* _Web page and app entries_:
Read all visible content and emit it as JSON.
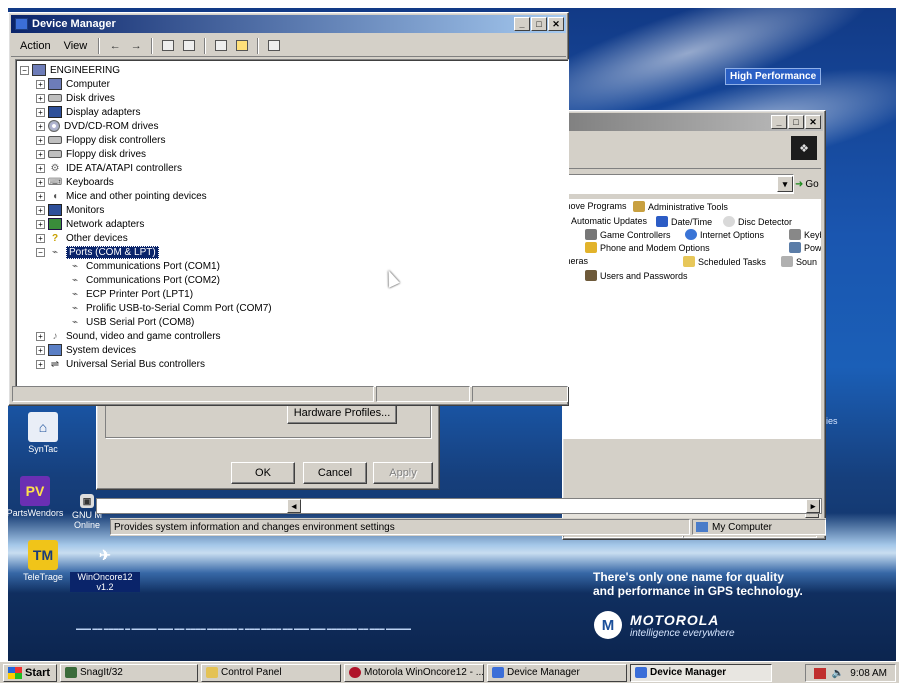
{
  "device_manager": {
    "title": "Device Manager",
    "menus": [
      "Action",
      "View"
    ],
    "root": "ENGINEERING",
    "nodes_before": [
      {
        "label": "Computer",
        "icon": "computer-icon"
      },
      {
        "label": "Disk drives",
        "icon": "disk-drive-icon"
      },
      {
        "label": "Display adapters",
        "icon": "display-adapter-icon"
      },
      {
        "label": "DVD/CD-ROM drives",
        "icon": "cdrom-icon"
      },
      {
        "label": "Floppy disk controllers",
        "icon": "floppy-controller-icon"
      },
      {
        "label": "Floppy disk drives",
        "icon": "floppy-drive-icon"
      },
      {
        "label": "IDE ATA/ATAPI controllers",
        "icon": "ide-controller-icon"
      },
      {
        "label": "Keyboards",
        "icon": "keyboard-icon"
      },
      {
        "label": "Mice and other pointing devices",
        "icon": "mouse-icon"
      },
      {
        "label": "Monitors",
        "icon": "monitor-icon"
      },
      {
        "label": "Network adapters",
        "icon": "network-adapter-icon"
      },
      {
        "label": "Other devices",
        "icon": "unknown-device-icon"
      }
    ],
    "ports_label": "Ports (COM & LPT)",
    "ports": [
      "Communications Port (COM1)",
      "Communications Port (COM2)",
      "ECP Printer Port (LPT1)",
      "Prolific USB-to-Serial Comm Port (COM7)",
      "USB Serial Port (COM8)"
    ],
    "nodes_after": [
      {
        "label": "Sound, video and game controllers",
        "icon": "sound-icon"
      },
      {
        "label": "System devices",
        "icon": "system-device-icon"
      },
      {
        "label": "Universal Serial Bus controllers",
        "icon": "usb-icon"
      }
    ]
  },
  "system_properties": {
    "hardware_profiles_label": "Hardware Profiles...",
    "ok_label": "OK",
    "cancel_label": "Cancel",
    "apply_label": "Apply"
  },
  "control_panel": {
    "go_label": "Go",
    "items": [
      "move Programs",
      "Administrative Tools",
      "Automatic Updates",
      "Date/Time",
      "Disc Detector",
      "Game Controllers",
      "Internet Options",
      "Keyb",
      "Phone and Modem Options",
      "Powe",
      "meras",
      "Scheduled Tasks",
      "Soun",
      "Users and Passwords"
    ],
    "status_text": "Provides system information and changes environment settings",
    "zone_text": "My Computer"
  },
  "desktop": {
    "badge": "High Performance",
    "icons": [
      {
        "label": "SynTac",
        "name": "syntac-icon"
      },
      {
        "label": "PartsWendors",
        "name": "partsvendors-icon"
      },
      {
        "label": "GNU M Online",
        "name": "gnu-online-icon"
      },
      {
        "label": "TeleTrage",
        "name": "teletrage-icon"
      },
      {
        "label": "WinOncore12 v1.2",
        "name": "winoncore-icon"
      }
    ],
    "slogan_line1": "There's only one name for quality",
    "slogan_line2": "and performance in GPS technology.",
    "brand": "MOTOROLA",
    "tagline": "intelligence everywhere",
    "edge_text": "ries"
  },
  "taskbar": {
    "start": "Start",
    "buttons": [
      "SnagIt/32",
      "Control Panel",
      "Motorola WinOncore12 - ...",
      "Device Manager",
      "Device Manager"
    ],
    "clock": "9:08 AM"
  },
  "colors": {
    "title_active": "#0a246a",
    "title_inactive": "#808080",
    "desktop_blue": "#1b5fb7"
  }
}
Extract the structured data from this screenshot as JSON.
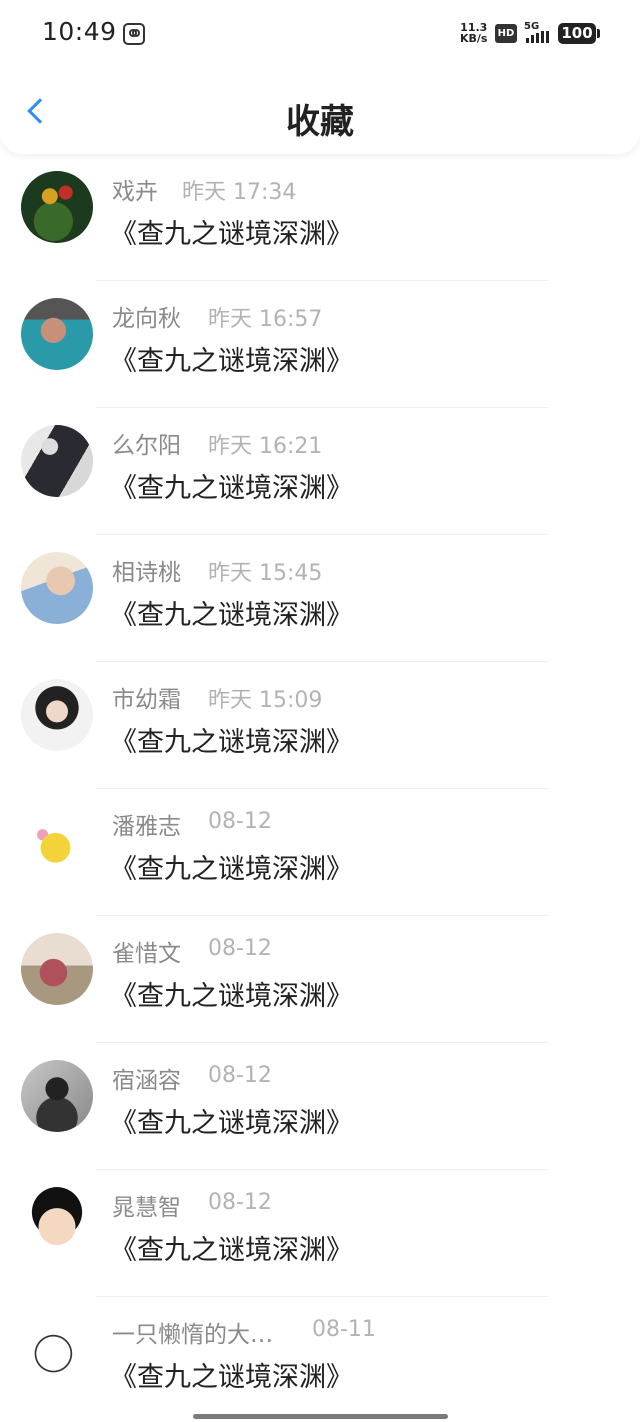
{
  "status_bar": {
    "time": "10:49",
    "net_speed_value": "11.3",
    "net_speed_unit": "KB/s",
    "hd_badge": "HD",
    "network": "5G",
    "battery": "100"
  },
  "header": {
    "title": "收藏",
    "back_icon": "chevron-left-icon"
  },
  "colors": {
    "accent": "#2a8ff0",
    "name_text": "#8a8a8a",
    "time_text": "#b3b3b3",
    "title_text": "#222222"
  },
  "favorites": [
    {
      "name": "戏卉",
      "time": "昨天 17:34",
      "title": "《查九之谜境深渊》"
    },
    {
      "name": "龙向秋",
      "time": "昨天 16:57",
      "title": "《查九之谜境深渊》"
    },
    {
      "name": "么尔阳",
      "time": "昨天 16:21",
      "title": "《查九之谜境深渊》"
    },
    {
      "name": "相诗桃",
      "time": "昨天 15:45",
      "title": "《查九之谜境深渊》"
    },
    {
      "name": "市幼霜",
      "time": "昨天 15:09",
      "title": "《查九之谜境深渊》"
    },
    {
      "name": "潘雅志",
      "time": "08-12",
      "title": "《查九之谜境深渊》"
    },
    {
      "name": "雀惜文",
      "time": "08-12",
      "title": "《查九之谜境深渊》"
    },
    {
      "name": "宿涵容",
      "time": "08-12",
      "title": "《查九之谜境深渊》"
    },
    {
      "name": "晁慧智",
      "time": "08-12",
      "title": "《查九之谜境深渊》"
    },
    {
      "name": "一只懒惰的大…",
      "time": "08-11",
      "title": "《查九之谜境深渊》"
    }
  ]
}
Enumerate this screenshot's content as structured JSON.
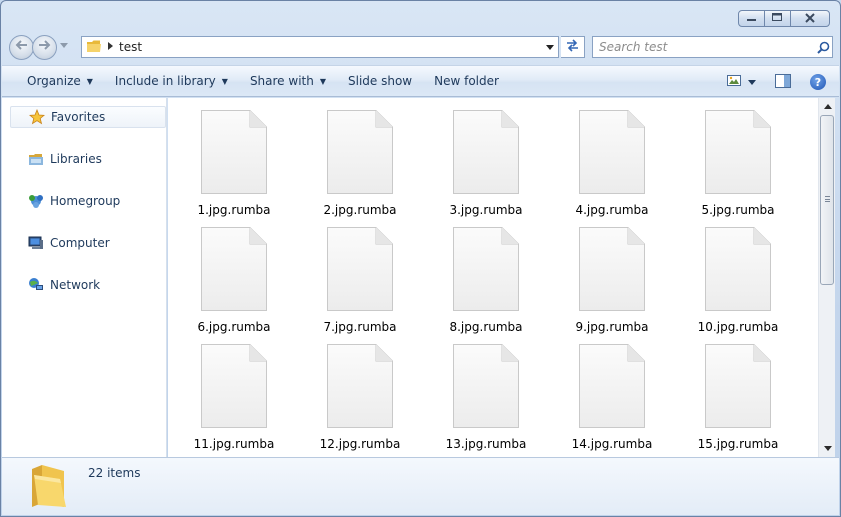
{
  "window": {
    "caption_buttons": {
      "minimize": "▭",
      "maximize": "▢",
      "close": "✕"
    }
  },
  "address_bar": {
    "path": "test",
    "refresh_glyph": "⇆"
  },
  "search": {
    "placeholder": "Search test"
  },
  "toolbar": {
    "organize": "Organize",
    "include_in_library": "Include in library",
    "share_with": "Share with",
    "slide_show": "Slide show",
    "new_folder": "New folder",
    "help": "?"
  },
  "navigation": {
    "items": [
      {
        "label": "Favorites",
        "icon": "star-icon"
      },
      {
        "label": "Libraries",
        "icon": "libraries-icon"
      },
      {
        "label": "Homegroup",
        "icon": "homegroup-icon"
      },
      {
        "label": "Computer",
        "icon": "computer-icon"
      },
      {
        "label": "Network",
        "icon": "network-icon"
      }
    ]
  },
  "files": [
    "1.jpg.rumba",
    "2.jpg.rumba",
    "3.jpg.rumba",
    "4.jpg.rumba",
    "5.jpg.rumba",
    "6.jpg.rumba",
    "7.jpg.rumba",
    "8.jpg.rumba",
    "9.jpg.rumba",
    "10.jpg.rumba",
    "11.jpg.rumba",
    "12.jpg.rumba",
    "13.jpg.rumba",
    "14.jpg.rumba",
    "15.jpg.rumba"
  ],
  "details": {
    "item_count": "22 items"
  },
  "colors": {
    "accent": "#1e395b",
    "window_frame": "#c3d5ec",
    "favorites_star": "#f2b31b",
    "folder_yellow": "#f3cf5c"
  }
}
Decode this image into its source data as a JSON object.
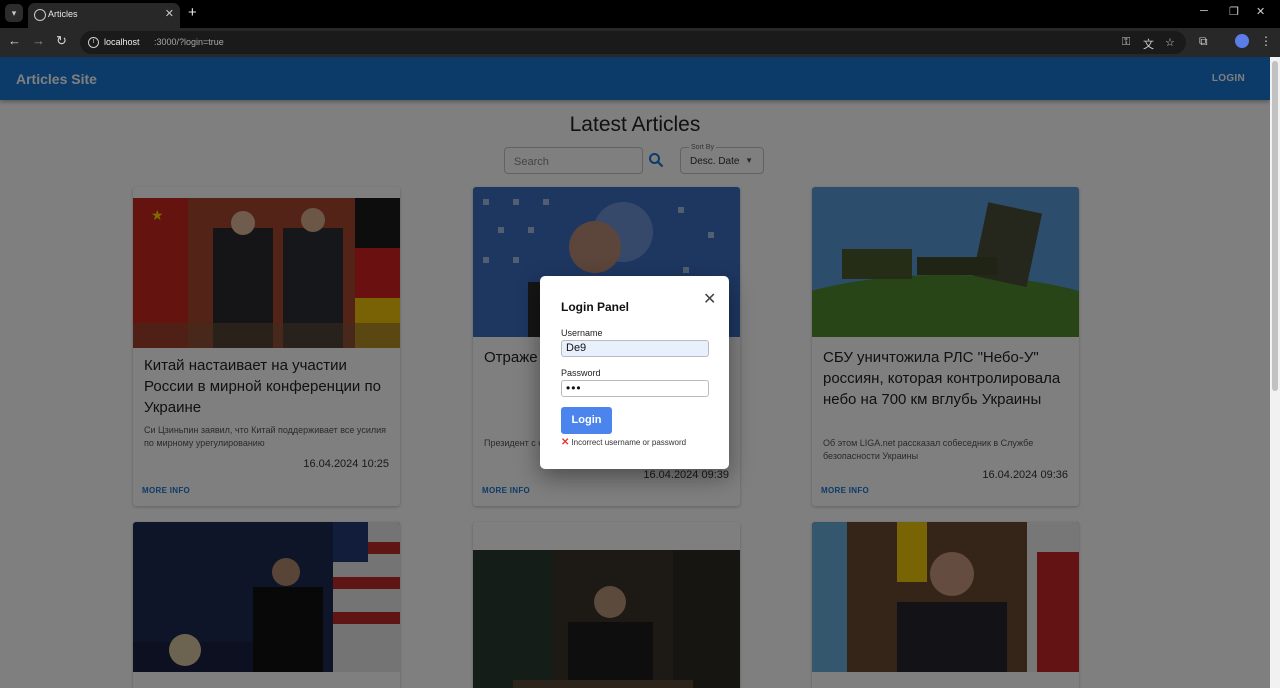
{
  "browser": {
    "tab_title": "Articles",
    "url_host": "localhost",
    "url_rest": ":3000/?login=true"
  },
  "site": {
    "title": "Articles Site",
    "login_link": "LOGIN",
    "brand_color": "#1976d2"
  },
  "main": {
    "heading": "Latest Articles",
    "search_placeholder": "Search",
    "sort_label": "Sort By",
    "sort_value": "Desc. Date"
  },
  "articles": [
    {
      "title": "Китай настаивает на участии России в мирной конференции по Украине",
      "description": "Си Цзиньпин заявил, что Китай поддерживает все усилия по мирному урегулированию",
      "date": "16.04.2024 10:25",
      "more": "MORE INFO"
    },
    {
      "title": "Отраже Зеленск что тако бумаге",
      "description": "Президент с самостоятел",
      "date": "16.04.2024 09:39",
      "more": "MORE INFO"
    },
    {
      "title": "СБУ уничтожила РЛС \"Небо-У\" россиян, которая контролировала небо на 700 км вглубь Украины",
      "description": "Об этом LIGA.net рассказал собеседник в Службе безопасности Украины",
      "date": "16.04.2024 09:36",
      "more": "MORE INFO"
    }
  ],
  "modal": {
    "title": "Login Panel",
    "username_label": "Username",
    "username_value": "De9",
    "password_label": "Password",
    "password_value": "•••",
    "login_button": "Login",
    "error_text": "Incorrect username or password"
  }
}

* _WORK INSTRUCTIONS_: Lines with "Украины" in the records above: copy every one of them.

* _TASK RESPONSE_:
      "title": "СБУ уничтожила РЛС \"Небо-У\" россиян, которая контролировала небо на 700 км вглубь Украины",
      "description": "Об этом LIGA.net рассказал собеседник в Службе безопасности Украины",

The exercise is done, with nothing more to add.